• _THE PROBLEM_
What the task needs is the data below, written out verbatim.

• _LISTED RECORDS_
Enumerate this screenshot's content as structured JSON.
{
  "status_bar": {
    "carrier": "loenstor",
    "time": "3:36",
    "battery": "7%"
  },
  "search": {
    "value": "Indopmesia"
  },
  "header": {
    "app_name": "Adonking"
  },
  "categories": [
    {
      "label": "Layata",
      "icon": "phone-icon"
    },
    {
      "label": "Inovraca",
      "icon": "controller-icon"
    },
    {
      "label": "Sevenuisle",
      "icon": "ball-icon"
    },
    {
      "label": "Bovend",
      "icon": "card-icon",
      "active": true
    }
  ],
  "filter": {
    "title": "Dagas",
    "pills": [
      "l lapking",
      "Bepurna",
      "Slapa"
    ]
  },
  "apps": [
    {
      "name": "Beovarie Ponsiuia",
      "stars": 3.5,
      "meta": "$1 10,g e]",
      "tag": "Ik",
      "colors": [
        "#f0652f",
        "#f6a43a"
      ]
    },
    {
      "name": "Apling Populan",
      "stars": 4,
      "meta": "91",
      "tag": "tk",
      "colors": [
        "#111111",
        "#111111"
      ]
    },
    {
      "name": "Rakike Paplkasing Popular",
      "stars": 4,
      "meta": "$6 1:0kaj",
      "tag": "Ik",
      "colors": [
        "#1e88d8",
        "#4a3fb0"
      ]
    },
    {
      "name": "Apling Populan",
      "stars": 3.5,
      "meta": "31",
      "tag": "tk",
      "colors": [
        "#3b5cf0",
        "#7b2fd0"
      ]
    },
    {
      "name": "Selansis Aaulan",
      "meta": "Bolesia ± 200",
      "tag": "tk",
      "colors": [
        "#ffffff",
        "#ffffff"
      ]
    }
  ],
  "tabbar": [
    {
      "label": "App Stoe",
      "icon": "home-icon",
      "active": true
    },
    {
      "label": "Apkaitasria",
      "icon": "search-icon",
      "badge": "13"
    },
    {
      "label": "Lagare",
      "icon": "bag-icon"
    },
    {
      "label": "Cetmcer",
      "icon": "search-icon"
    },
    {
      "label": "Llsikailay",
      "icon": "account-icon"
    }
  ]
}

• _ANSWER TO THIS TASK_
Enumerate this screenshot's content as structured JSON.
{
  "status_bar": {
    "carrier": "loenstor",
    "time": "3:36",
    "battery": "7%"
  },
  "search": {
    "value": "Indopmesia"
  },
  "header": {
    "app_name": "Adonking"
  },
  "categories": [
    {
      "label": "Layata",
      "icon": "phone-icon"
    },
    {
      "label": "Inovraca",
      "icon": "controller-icon"
    },
    {
      "label": "Sevenuisle",
      "icon": "ball-icon"
    },
    {
      "label": "Bovend",
      "icon": "card-icon",
      "active": true
    }
  ],
  "filter": {
    "title": "Dagas",
    "pills": [
      "l lapking",
      "Bepurna",
      "Slapa"
    ]
  },
  "apps": [
    {
      "name": "Beovarie Ponsiuia",
      "stars": 3.5,
      "meta": "$1 10,g e]",
      "tag": "Ik",
      "colors": [
        "#f0652f",
        "#f6a43a"
      ]
    },
    {
      "name": "Apling Populan",
      "stars": 4,
      "meta": "91",
      "tag": "tk",
      "colors": [
        "#111111",
        "#111111"
      ]
    },
    {
      "name": "Rakike Paplkasing Popular",
      "stars": 4,
      "meta": "$6 1:0kaj",
      "tag": "Ik",
      "colors": [
        "#1e88d8",
        "#4a3fb0"
      ]
    },
    {
      "name": "Apling Populan",
      "stars": 3.5,
      "meta": "31",
      "tag": "tk",
      "colors": [
        "#3b5cf0",
        "#7b2fd0"
      ]
    },
    {
      "name": "Selansis Aaulan",
      "meta": "Bolesia ± 200",
      "tag": "tk",
      "colors": [
        "#ffffff",
        "#ffffff"
      ]
    }
  ],
  "tabbar": [
    {
      "label": "App Stoe",
      "icon": "home-icon",
      "active": true
    },
    {
      "label": "Apkaitasria",
      "icon": "search-icon",
      "badge": "13"
    },
    {
      "label": "Lagare",
      "icon": "bag-icon"
    },
    {
      "label": "Cetmcer",
      "icon": "search-icon"
    },
    {
      "label": "Llsikailay",
      "icon": "account-icon"
    }
  ]
}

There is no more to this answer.